One in Four Influencers Asked Not to Disclose Paid Promotion
One out of four influencers have been asked not to disclose their commercial arrangements with a brand, according to a survey by influencer marketing and media platform SheSpeaks.
The finding, based on responses from 347 influencers, follows on the heels of the Federal Trade Commission saying last week that it plans to get tougher on paid promotion disclosure.
The fact that 25% of respondents said brands have explicitly asked them not to disclose that they were compensated for their influencer work even surprised Aliza Freud, SheSpeaks founder and CEO, who said the number should be zero. "Any decent influencers are highly aware that they have to disclose and do it properly," she said.
Ms. Freud attributes the non-disclosure issue popping up to influencer marketing's increasing popularity, which is leading more agencies and brands to get into the space quickly without fully knowing appropriate guidelines. FTC rules continue to evolve, she said, which could also be contributing to a lack of understanding among companies that are new to influencer marketing.
Nearly all influencers in the survey (95%) said they make a point to disclose to their followers that they've been hired by a brand, and 91% said a brand has asked them to disclose that they're being compensated.
Fifty-four percent of respondents reported an increase in requests from brands for sponsored content in the last 12 months, and said their top three challenges include insufficient briefing from brands; balancing brand messages with an appropriate tone of voice for their audience; and optimizing content by having brands share the work.
"It's stunning to me how few companies are taking the influencer content and really optimizing it," said Ms. Freud. "If the content is working well and it's compelling and convincing people to consider or buy products, why aren't [brands] doing paid distribution of that content?"

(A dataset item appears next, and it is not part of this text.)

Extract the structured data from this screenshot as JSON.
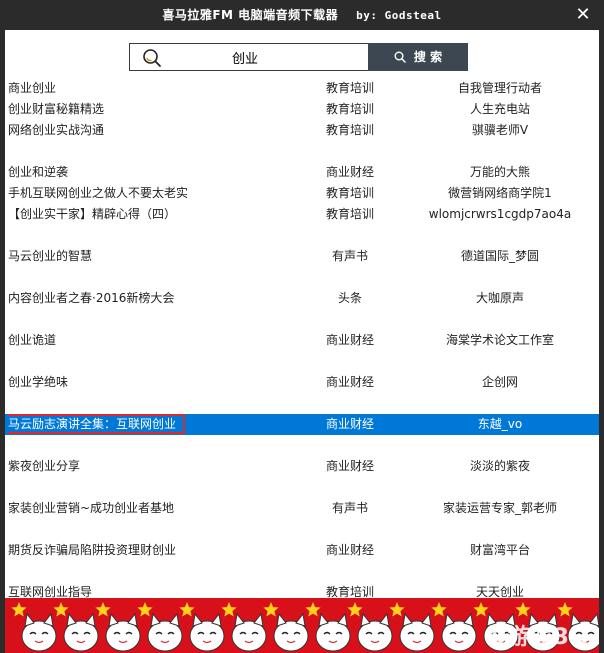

SheSpeaks has been working with some clients to test the effectiveness of regular online advertising versus using influencer content as digital ads, and Ms. Freud said the distributed influencer work is performing 800% better than traditional digital ad units.

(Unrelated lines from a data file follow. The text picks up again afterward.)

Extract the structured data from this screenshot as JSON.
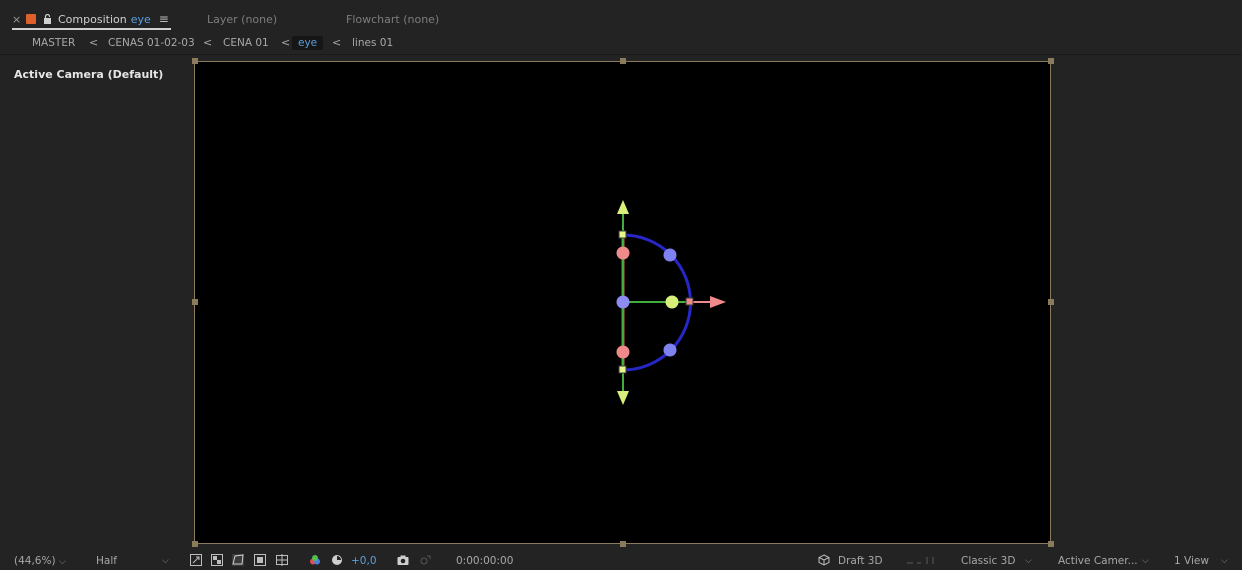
{
  "tabs": {
    "close_glyph": "×",
    "composition_prefix": "Composition",
    "composition_name": "eye",
    "menu_glyph": "≡",
    "layer": "Layer (none)",
    "flowchart": "Flowchart (none)"
  },
  "breadcrumb": {
    "items": [
      "MASTER",
      "CENAS 01-02-03",
      "CENA 01",
      "eye",
      "lines 01"
    ],
    "separator": "<"
  },
  "viewer": {
    "camera_label": "Active Camera (Default)"
  },
  "bottom": {
    "zoom": "(44,6%)",
    "resolution": "Half",
    "exposure": "+0,0",
    "timecode": "0:00:00:00",
    "renderer_draft": "Draft 3D",
    "renderer": "Classic 3D",
    "camera": "Active Camer...",
    "views": "1 View",
    "caret": "⌵"
  },
  "colors": {
    "accent": "#5a9fe0",
    "swatch": "#e0602c",
    "frame": "#8a7b5c"
  }
}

"If you were to ask me what two things need to be pushed forward in a significant way with influencer marketing, one is measurement reporting and the second is the optimization of content," said Ms. Freud.
Part of the issue with influencers getting insufficient briefings from brands could be related to programmatic buying of influencers and automated platforms, said Ms. Freud. The software allows agencies to "go in and self-serve, but what happens in the process is they don't have the context, which results in a poor briefing," she added.
One in three survey respondents consider Facebook the best platform for influencer marketing, followed by Instagram (24%). Instagram was also considered by 76% of influencers to be increasing in effectiveness, while Facebook's effectiveness is believed to be the steadiest.
Ms. Freud said she thinks Facebook Live is breathing fresh life into the social platform, with many SheSpeaks' clients requesting to use it. She said influencers, who are "in the trenches creating the content," are the ones who move new platforms and help popularize them.
"We really look to the influencers to see what they're doing and it's kind of unbelievable that they're the ones who set the tone," she said. "If they decide to Snapchat, then their audience looks at Snapchat."